532 runs at 48.36, 2 100s, 2 50s
Aaron Finch (Australia)
When Australia sit down to perform the autopsy on a World Cup campaign that flatlined at the wrong time, they may well conclude that their captain’s loss of form was the major contributing factor to their demise. Finch recorded three straight single-figure scores for the first time in his ODI career, bringing to an end a personal juggernaut that had brought 500-plus runs at a strike rate above 100, and more sixes than for any player at the tournament, bar Eoin Morgan.
507 runs at 50.70, 2 100s, 3 50s
Babar Azam (Pakistan)
Much of Pakistan’s batting hopes rested on the classy Babar at No.3, and he did not disappoint. Some of Babar’s best performances didn’t translate into big hundreds, but they were gorgeous knocks nevertheless, such as the 63 against England and the 69 against South Africa.
His only century came in a must-win against New Zealand, when he played one of the innings of the tournament to make an unbeaten 101 and guide his side through a successful chase of 238. Just 24 years of age, Babar still has plenty more masterpieces in store.
474 runs at 67.71, 1 100, 3 50s
Ben Stokes (England)
Redemption may be an overused word in sport, but after the nightmare of Kolkata in 2016, and the draining Bristol saga in 2017-18, Stokes really did redeem himself with several brilliant displays with the bat in this tournament. He often held England’s inconsistent middle order together, producing mature knocks of 82* against Sri Lanka and 89 against Australia, albeit in losing causes.

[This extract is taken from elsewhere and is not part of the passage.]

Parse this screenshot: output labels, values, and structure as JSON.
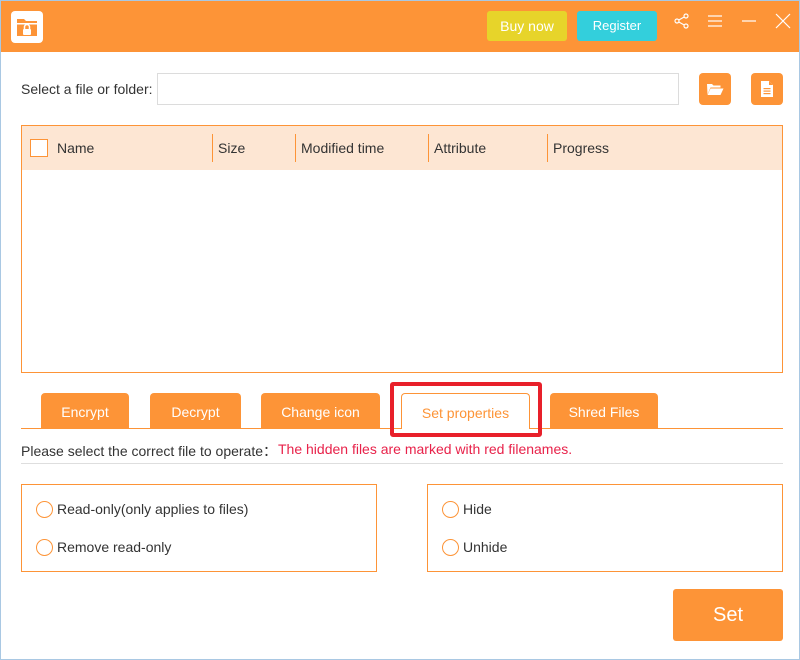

His finest moment came in the final, however, as his unbeaten 84 took the game into a Super Over, before England would finally get their hands around the World Cup trophy, having prevailed by the narrowest of margins.
465 runs at 66.42, 5 50s
Jason Roy (England)
Despite being behind several England players in terms of runs scored and starts converted, Roy perhaps had the greatest influence of them all on England’s results. In his hamstring injury-forced absence, England crumbled to defeats against Sri Lanka and Australia, but returned to winning ways when he made a breezy 66 and forged a 160-run first-wicket stand with Bairstow against India.
He followed it up with two more fifties and two more century stands with Bairstow against New Zealand, in England’s last game in the round-robin, and against Australia, whom they demolished in the semi-final at Edgbaston. And those three sixes off Steve Smith…
443 runs at 63.28, 1 100, 4 50s